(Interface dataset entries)
⟨

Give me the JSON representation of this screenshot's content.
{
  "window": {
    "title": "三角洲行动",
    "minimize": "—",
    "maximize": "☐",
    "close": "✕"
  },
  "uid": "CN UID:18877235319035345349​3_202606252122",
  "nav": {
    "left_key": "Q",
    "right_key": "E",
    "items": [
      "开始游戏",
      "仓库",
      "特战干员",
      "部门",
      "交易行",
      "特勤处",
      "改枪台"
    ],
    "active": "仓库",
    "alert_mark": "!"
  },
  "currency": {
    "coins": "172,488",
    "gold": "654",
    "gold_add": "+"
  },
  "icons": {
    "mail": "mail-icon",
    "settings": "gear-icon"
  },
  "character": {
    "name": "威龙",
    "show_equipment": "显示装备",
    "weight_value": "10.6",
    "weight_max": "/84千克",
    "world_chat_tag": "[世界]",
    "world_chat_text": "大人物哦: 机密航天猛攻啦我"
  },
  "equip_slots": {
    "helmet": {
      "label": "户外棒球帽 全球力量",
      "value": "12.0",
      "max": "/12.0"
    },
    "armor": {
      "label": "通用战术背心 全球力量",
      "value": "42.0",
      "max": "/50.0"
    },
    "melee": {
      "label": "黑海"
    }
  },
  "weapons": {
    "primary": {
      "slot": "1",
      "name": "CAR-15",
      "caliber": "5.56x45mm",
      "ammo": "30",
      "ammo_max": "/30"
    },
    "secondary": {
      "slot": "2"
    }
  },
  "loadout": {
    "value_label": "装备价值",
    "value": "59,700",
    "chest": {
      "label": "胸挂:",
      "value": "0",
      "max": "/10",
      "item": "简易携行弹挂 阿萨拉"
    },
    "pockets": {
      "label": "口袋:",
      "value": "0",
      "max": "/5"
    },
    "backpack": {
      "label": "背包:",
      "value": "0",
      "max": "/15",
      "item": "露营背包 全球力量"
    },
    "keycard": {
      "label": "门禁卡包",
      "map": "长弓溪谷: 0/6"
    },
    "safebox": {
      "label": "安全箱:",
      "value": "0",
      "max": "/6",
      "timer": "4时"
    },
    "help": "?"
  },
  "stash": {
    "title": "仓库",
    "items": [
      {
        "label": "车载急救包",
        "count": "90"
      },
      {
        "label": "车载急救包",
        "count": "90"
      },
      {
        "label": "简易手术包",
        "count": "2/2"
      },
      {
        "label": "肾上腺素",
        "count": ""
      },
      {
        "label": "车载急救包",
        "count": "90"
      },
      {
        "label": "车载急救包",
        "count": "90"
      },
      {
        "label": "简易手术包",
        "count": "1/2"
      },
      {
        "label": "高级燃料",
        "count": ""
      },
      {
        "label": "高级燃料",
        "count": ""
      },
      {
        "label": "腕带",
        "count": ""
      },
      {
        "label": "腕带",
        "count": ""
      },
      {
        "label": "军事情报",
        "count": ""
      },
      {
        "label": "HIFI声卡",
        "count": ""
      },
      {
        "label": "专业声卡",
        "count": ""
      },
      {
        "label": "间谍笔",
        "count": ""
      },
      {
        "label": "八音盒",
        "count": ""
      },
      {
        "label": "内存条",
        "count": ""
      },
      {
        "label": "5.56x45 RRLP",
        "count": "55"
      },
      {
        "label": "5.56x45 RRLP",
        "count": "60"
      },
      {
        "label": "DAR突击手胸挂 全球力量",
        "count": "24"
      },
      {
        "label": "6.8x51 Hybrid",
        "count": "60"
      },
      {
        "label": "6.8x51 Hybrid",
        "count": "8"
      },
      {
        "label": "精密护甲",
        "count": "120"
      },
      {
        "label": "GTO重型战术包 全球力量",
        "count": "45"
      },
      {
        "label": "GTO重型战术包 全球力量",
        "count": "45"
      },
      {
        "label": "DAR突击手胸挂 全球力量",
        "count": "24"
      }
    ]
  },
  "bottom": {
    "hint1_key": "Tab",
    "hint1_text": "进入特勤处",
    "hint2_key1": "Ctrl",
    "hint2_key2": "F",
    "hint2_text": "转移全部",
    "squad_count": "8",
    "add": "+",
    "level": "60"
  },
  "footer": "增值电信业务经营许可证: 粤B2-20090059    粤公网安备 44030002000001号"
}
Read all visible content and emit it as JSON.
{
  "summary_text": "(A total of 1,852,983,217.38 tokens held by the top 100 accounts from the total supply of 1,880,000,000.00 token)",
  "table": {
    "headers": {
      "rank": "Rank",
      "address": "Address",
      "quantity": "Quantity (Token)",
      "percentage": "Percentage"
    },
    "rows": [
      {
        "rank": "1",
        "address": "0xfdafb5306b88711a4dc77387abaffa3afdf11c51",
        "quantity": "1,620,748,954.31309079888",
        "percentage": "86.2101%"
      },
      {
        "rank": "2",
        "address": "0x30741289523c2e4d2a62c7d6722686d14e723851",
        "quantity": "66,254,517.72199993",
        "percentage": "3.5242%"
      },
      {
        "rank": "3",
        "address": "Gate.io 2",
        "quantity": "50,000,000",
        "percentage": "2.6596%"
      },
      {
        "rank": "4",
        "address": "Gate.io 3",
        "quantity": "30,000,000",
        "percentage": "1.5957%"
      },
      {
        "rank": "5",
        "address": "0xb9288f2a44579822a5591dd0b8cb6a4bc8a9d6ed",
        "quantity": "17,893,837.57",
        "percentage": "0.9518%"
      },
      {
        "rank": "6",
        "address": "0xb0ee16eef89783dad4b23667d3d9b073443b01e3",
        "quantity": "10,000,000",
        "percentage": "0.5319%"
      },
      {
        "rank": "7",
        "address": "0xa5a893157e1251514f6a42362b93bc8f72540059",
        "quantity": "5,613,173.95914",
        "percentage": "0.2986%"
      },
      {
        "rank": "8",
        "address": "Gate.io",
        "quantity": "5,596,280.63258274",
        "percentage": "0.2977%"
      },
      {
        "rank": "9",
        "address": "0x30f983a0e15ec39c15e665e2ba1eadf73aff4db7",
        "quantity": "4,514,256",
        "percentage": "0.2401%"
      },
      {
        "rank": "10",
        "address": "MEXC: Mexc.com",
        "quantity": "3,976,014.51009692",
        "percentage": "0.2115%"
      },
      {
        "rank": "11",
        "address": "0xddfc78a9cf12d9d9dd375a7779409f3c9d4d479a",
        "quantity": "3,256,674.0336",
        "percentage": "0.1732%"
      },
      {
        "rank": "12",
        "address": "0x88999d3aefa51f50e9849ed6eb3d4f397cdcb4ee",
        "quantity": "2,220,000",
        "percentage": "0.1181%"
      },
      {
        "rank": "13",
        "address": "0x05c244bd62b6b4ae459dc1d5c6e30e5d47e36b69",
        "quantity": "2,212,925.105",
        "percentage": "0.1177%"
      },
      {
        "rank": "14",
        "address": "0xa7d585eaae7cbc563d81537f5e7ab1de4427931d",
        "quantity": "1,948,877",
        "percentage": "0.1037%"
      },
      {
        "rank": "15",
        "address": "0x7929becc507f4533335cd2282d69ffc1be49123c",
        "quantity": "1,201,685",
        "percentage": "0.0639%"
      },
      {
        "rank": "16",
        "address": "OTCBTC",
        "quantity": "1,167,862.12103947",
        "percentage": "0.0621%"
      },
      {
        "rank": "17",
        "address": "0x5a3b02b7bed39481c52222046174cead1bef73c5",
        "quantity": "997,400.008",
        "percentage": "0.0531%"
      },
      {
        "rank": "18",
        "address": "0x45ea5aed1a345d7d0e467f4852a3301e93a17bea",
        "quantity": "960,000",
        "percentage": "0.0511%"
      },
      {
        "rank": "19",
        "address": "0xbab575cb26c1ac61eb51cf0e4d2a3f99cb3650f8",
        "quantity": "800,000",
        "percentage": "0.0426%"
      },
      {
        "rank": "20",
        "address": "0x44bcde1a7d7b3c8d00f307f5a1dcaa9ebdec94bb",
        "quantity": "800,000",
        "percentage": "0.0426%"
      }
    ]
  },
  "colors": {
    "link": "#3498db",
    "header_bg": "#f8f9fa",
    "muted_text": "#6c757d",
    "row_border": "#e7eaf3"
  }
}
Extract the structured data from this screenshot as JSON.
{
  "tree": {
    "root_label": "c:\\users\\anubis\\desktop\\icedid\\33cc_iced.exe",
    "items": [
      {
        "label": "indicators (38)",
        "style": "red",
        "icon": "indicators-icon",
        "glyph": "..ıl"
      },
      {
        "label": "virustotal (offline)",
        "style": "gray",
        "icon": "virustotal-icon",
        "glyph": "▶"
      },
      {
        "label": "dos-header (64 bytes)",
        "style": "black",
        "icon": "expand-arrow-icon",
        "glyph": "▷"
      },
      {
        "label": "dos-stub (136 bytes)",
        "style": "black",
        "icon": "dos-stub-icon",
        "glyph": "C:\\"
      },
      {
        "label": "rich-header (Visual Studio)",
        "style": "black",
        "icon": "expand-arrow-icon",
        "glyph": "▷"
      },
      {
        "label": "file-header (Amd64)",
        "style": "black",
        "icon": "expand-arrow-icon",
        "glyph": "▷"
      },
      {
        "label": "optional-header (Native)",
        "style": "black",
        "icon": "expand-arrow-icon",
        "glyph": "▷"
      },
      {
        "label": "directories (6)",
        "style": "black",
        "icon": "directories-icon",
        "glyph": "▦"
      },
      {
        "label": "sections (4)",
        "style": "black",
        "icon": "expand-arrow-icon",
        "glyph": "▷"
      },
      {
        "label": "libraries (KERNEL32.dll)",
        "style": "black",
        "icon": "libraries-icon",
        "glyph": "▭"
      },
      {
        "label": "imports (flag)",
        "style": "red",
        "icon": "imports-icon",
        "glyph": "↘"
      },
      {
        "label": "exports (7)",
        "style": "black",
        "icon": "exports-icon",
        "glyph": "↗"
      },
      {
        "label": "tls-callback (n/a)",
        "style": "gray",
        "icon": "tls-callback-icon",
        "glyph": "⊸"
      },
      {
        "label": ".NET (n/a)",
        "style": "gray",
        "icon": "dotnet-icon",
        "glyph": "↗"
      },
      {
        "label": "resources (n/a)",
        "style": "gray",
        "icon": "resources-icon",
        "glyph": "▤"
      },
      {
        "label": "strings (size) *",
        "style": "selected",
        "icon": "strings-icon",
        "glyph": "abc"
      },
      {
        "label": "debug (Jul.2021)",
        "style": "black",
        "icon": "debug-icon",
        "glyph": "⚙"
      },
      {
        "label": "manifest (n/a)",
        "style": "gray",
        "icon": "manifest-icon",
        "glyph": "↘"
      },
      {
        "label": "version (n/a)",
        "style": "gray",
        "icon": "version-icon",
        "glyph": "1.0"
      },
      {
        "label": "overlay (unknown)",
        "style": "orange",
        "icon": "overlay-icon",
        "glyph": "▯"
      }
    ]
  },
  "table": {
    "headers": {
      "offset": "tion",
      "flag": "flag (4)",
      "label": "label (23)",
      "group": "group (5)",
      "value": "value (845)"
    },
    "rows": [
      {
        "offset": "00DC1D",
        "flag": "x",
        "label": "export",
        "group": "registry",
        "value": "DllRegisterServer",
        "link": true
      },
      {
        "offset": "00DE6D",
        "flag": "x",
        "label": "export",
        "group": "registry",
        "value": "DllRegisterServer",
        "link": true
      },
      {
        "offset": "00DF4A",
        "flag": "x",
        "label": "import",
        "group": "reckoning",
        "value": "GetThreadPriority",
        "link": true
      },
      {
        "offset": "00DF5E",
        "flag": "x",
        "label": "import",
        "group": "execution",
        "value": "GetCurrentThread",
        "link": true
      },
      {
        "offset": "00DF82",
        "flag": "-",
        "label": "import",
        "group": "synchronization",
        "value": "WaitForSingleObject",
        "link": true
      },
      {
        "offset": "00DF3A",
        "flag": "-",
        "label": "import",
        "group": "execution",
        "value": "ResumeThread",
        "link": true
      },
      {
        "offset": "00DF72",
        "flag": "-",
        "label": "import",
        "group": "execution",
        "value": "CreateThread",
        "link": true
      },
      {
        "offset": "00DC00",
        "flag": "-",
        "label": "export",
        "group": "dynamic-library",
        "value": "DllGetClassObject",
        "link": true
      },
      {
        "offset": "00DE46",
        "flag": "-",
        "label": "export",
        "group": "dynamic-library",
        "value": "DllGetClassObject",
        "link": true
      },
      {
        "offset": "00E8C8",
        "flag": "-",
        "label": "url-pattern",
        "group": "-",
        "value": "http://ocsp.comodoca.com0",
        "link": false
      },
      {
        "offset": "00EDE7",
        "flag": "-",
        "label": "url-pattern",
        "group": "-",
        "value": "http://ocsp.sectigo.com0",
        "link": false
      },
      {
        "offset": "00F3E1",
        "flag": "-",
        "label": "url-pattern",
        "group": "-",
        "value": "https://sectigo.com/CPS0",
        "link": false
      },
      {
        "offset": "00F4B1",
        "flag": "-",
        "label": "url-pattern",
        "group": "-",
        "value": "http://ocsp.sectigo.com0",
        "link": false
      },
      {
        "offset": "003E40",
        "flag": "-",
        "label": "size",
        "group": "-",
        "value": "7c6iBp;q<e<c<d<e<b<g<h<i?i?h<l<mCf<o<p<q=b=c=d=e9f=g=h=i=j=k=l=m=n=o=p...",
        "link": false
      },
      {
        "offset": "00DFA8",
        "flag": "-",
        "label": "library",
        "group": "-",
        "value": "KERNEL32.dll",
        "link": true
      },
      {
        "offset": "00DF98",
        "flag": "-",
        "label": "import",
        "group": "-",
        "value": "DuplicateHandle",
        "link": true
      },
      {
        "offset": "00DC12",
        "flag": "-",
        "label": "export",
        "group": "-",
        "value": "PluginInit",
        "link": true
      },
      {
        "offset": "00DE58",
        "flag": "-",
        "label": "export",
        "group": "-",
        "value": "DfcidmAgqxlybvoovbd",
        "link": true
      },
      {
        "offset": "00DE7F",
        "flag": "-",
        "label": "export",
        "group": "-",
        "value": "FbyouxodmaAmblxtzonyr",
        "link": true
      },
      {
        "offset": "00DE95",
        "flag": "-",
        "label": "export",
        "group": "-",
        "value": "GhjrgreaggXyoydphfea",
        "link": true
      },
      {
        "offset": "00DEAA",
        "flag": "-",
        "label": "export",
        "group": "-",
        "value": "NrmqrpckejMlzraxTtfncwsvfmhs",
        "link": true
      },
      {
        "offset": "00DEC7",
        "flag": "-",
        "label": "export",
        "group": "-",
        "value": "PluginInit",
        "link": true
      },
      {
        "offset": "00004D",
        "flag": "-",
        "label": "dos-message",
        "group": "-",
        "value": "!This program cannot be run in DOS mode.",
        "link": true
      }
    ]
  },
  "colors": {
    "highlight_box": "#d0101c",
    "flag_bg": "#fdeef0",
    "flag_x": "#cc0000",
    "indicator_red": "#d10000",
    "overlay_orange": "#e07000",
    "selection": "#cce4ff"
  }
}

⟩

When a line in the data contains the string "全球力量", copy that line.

      "label": "户外棒球帽 全球力量",
      "label": "通用战术背心 全球力量",
      "item": "露营背包 全球力量"
        "label": "DAR突击手胸挂 全球力量",
        "label": "GTO重型战术包 全球力量",
        "label": "GTO重型战术包 全球力量",
        "label": "DAR突击手胸挂 全球力量",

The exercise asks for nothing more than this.